*** Data to process Section Begins ***
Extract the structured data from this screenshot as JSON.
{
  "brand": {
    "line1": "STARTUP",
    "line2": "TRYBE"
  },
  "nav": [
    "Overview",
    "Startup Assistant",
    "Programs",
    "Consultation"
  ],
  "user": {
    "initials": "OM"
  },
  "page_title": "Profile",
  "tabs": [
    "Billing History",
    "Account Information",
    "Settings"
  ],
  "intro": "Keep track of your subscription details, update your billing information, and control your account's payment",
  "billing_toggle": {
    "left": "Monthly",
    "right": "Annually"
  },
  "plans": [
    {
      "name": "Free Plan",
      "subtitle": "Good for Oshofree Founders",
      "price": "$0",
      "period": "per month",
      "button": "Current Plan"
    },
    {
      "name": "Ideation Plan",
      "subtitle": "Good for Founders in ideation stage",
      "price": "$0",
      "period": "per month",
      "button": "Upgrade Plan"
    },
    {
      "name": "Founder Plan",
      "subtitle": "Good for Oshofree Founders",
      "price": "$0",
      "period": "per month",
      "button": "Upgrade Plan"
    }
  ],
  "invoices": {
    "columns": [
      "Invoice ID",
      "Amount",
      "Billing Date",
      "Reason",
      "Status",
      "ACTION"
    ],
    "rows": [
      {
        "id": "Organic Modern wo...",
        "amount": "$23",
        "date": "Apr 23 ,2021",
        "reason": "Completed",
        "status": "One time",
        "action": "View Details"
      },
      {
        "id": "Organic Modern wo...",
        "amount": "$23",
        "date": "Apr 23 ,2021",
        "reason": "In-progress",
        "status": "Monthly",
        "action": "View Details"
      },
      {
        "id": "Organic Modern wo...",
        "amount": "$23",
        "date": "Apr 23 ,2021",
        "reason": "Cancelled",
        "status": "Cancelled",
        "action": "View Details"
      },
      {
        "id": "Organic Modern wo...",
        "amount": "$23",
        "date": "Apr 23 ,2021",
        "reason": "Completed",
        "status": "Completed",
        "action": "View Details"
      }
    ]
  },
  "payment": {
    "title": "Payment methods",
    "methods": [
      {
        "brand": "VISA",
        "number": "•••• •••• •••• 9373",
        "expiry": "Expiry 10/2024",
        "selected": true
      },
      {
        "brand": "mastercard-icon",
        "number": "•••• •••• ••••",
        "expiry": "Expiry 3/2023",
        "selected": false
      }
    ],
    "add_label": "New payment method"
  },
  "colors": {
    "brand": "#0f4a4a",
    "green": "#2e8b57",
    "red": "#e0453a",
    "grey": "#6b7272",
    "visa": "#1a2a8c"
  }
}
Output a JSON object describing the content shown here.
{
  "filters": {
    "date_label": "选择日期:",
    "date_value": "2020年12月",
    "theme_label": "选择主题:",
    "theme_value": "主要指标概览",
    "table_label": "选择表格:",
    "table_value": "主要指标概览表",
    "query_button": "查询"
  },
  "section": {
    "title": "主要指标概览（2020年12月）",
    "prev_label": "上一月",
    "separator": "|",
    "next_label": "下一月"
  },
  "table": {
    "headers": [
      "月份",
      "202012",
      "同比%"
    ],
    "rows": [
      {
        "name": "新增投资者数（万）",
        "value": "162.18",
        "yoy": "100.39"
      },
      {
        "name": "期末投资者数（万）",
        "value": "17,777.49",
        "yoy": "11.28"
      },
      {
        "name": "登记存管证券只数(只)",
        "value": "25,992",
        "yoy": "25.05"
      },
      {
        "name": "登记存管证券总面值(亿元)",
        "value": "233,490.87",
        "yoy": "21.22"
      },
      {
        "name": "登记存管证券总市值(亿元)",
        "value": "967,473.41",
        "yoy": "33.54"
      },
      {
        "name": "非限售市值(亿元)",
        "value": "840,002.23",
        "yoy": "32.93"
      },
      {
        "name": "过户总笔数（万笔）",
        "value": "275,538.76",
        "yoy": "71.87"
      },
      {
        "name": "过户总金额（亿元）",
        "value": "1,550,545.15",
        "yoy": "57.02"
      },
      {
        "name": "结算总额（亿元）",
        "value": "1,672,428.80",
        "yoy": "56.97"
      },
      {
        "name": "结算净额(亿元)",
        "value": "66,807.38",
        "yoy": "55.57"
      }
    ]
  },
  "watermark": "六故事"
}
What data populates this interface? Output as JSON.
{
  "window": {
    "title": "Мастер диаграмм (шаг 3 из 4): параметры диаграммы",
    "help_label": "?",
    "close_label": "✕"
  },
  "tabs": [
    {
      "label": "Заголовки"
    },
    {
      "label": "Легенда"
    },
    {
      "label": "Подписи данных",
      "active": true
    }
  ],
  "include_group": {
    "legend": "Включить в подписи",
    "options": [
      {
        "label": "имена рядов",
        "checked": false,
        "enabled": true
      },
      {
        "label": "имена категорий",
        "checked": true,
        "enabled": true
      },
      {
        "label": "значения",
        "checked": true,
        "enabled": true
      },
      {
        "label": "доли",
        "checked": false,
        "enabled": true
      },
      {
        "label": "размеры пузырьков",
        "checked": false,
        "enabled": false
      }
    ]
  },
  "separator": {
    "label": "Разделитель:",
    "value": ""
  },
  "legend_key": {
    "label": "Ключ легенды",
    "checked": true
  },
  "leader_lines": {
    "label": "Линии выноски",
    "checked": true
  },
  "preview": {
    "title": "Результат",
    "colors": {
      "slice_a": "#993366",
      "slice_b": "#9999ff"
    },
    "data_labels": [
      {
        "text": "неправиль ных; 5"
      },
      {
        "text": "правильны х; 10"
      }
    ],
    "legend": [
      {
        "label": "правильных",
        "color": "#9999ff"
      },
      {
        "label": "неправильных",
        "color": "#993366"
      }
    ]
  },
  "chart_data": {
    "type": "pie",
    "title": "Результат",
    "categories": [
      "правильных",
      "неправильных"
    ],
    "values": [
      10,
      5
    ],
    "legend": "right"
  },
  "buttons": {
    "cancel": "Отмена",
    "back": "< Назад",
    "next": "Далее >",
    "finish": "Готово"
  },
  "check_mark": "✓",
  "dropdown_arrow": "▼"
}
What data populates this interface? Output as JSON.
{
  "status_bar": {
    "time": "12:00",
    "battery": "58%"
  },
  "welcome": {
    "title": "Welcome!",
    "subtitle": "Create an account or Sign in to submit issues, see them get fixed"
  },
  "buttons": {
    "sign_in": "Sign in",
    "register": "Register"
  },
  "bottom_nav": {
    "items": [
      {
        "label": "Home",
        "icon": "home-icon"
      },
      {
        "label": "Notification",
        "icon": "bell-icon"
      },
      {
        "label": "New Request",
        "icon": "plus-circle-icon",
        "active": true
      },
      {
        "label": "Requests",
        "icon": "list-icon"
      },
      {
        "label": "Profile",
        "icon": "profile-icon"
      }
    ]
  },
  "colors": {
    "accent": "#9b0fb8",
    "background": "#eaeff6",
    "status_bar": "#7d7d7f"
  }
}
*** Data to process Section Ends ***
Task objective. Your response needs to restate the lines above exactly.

Written reply.
Extract the structured data from this screenshot as JSON.
{
  "brand": {
    "line1": "STARTUP",
    "line2": "TRYBE"
  },
  "nav": [
    "Overview",
    "Startup Assistant",
    "Programs",
    "Consultation"
  ],
  "user": {
    "initials": "OM"
  },
  "page_title": "Profile",
  "tabs": [
    "Billing History",
    "Account Information",
    "Settings"
  ],
  "intro": "Keep track of your subscription details, update your billing information, and control your account's payment",
  "billing_toggle": {
    "left": "Monthly",
    "right": "Annually"
  },
  "plans": [
    {
      "name": "Free Plan",
      "subtitle": "Good for Oshofree Founders",
      "price": "$0",
      "period": "per month",
      "button": "Current Plan"
    },
    {
      "name": "Ideation Plan",
      "subtitle": "Good for Founders in ideation stage",
      "price": "$0",
      "period": "per month",
      "button": "Upgrade Plan"
    },
    {
      "name": "Founder Plan",
      "subtitle": "Good for Oshofree Founders",
      "price": "$0",
      "period": "per month",
      "button": "Upgrade Plan"
    }
  ],
  "invoices": {
    "columns": [
      "Invoice ID",
      "Amount",
      "Billing Date",
      "Reason",
      "Status",
      "ACTION"
    ],
    "rows": [
      {
        "id": "Organic Modern wo...",
        "amount": "$23",
        "date": "Apr 23 ,2021",
        "reason": "Completed",
        "status": "One time",
        "action": "View Details"
      },
      {
        "id": "Organic Modern wo...",
        "amount": "$23",
        "date": "Apr 23 ,2021",
        "reason": "In-progress",
        "status": "Monthly",
        "action": "View Details"
      },
      {
        "id": "Organic Modern wo...",
        "amount": "$23",
        "date": "Apr 23 ,2021",
        "reason": "Cancelled",
        "status": "Cancelled",
        "action": "View Details"
      },
      {
        "id": "Organic Modern wo...",
        "amount": "$23",
        "date": "Apr 23 ,2021",
        "reason": "Completed",
        "status": "Completed",
        "action": "View Details"
      }
    ]
  },
  "payment": {
    "title": "Payment methods",
    "methods": [
      {
        "brand": "VISA",
        "number": "•••• •••• •••• 9373",
        "expiry": "Expiry 10/2024",
        "selected": true
      },
      {
        "brand": "mastercard-icon",
        "number": "•••• •••• ••••",
        "expiry": "Expiry 3/2023",
        "selected": false
      }
    ],
    "add_label": "New payment method"
  },
  "colors": {
    "brand": "#0f4a4a",
    "green": "#2e8b57",
    "red": "#e0453a",
    "grey": "#6b7272",
    "visa": "#1a2a8c"
  }
}
Output a JSON object describing the content shown here.
{
  "filters": {
    "date_label": "选择日期:",
    "date_value": "2020年12月",
    "theme_label": "选择主题:",
    "theme_value": "主要指标概览",
    "table_label": "选择表格:",
    "table_value": "主要指标概览表",
    "query_button": "查询"
  },
  "section": {
    "title": "主要指标概览（2020年12月）",
    "prev_label": "上一月",
    "separator": "|",
    "next_label": "下一月"
  },
  "table": {
    "headers": [
      "月份",
      "202012",
      "同比%"
    ],
    "rows": [
      {
        "name": "新增投资者数（万）",
        "value": "162.18",
        "yoy": "100.39"
      },
      {
        "name": "期末投资者数（万）",
        "value": "17,777.49",
        "yoy": "11.28"
      },
      {
        "name": "登记存管证券只数(只)",
        "value": "25,992",
        "yoy": "25.05"
      },
      {
        "name": "登记存管证券总面值(亿元)",
        "value": "233,490.87",
        "yoy": "21.22"
      },
      {
        "name": "登记存管证券总市值(亿元)",
        "value": "967,473.41",
        "yoy": "33.54"
      },
      {
        "name": "非限售市值(亿元)",
        "value": "840,002.23",
        "yoy": "32.93"
      },
      {
        "name": "过户总笔数（万笔）",
        "value": "275,538.76",
        "yoy": "71.87"
      },
      {
        "name": "过户总金额（亿元）",
        "value": "1,550,545.15",
        "yoy": "57.02"
      },
      {
        "name": "结算总额（亿元）",
        "value": "1,672,428.80",
        "yoy": "56.97"
      },
      {
        "name": "结算净额(亿元)",
        "value": "66,807.38",
        "yoy": "55.57"
      }
    ]
  },
  "watermark": "六故事"
}
What data populates this interface? Output as JSON.
{
  "window": {
    "title": "Мастер диаграмм (шаг 3 из 4): параметры диаграммы",
    "help_label": "?",
    "close_label": "✕"
  },
  "tabs": [
    {
      "label": "Заголовки"
    },
    {
      "label": "Легенда"
    },
    {
      "label": "Подписи данных",
      "active": true
    }
  ],
  "include_group": {
    "legend": "Включить в подписи",
    "options": [
      {
        "label": "имена рядов",
        "checked": false,
        "enabled": true
      },
      {
        "label": "имена категорий",
        "checked": true,
        "enabled": true
      },
      {
        "label": "значения",
        "checked": true,
        "enabled": true
      },
      {
        "label": "доли",
        "checked": false,
        "enabled": true
      },
      {
        "label": "размеры пузырьков",
        "checked": false,
        "enabled": false
      }
    ]
  },
  "separator": {
    "label": "Разделитель:",
    "value": ""
  },
  "legend_key": {
    "label": "Ключ легенды",
    "checked": true
  },
  "leader_lines": {
    "label": "Линии выноски",
    "checked": true
  },
  "preview": {
    "title": "Результат",
    "colors": {
      "slice_a": "#993366",
      "slice_b": "#9999ff"
    },
    "data_labels": [
      {
        "text": "неправиль ных; 5"
      },
      {
        "text": "правильны х; 10"
      }
    ],
    "legend": [
      {
        "label": "правильных",
        "color": "#9999ff"
      },
      {
        "label": "неправильных",
        "color": "#993366"
      }
    ]
  },
  "chart_data": {
    "type": "pie",
    "title": "Результат",
    "categories": [
      "правильных",
      "неправильных"
    ],
    "values": [
      10,
      5
    ],
    "legend": "right"
  },
  "buttons": {
    "cancel": "Отмена",
    "back": "< Назад",
    "next": "Далее >",
    "finish": "Готово"
  },
  "check_mark": "✓",
  "dropdown_arrow": "▼"
}
What data populates this interface? Output as JSON.
{
  "status_bar": {
    "time": "12:00",
    "battery": "58%"
  },
  "welcome": {
    "title": "Welcome!",
    "subtitle": "Create an account or Sign in to submit issues, see them get fixed"
  },
  "buttons": {
    "sign_in": "Sign in",
    "register": "Register"
  },
  "bottom_nav": {
    "items": [
      {
        "label": "Home",
        "icon": "home-icon"
      },
      {
        "label": "Notification",
        "icon": "bell-icon"
      },
      {
        "label": "New Request",
        "icon": "plus-circle-icon",
        "active": true
      },
      {
        "label": "Requests",
        "icon": "list-icon"
      },
      {
        "label": "Profile",
        "icon": "profile-icon"
      }
    ]
  },
  "colors": {
    "accent": "#9b0fb8",
    "background": "#eaeff6",
    "status_bar": "#7d7d7f"
  }
}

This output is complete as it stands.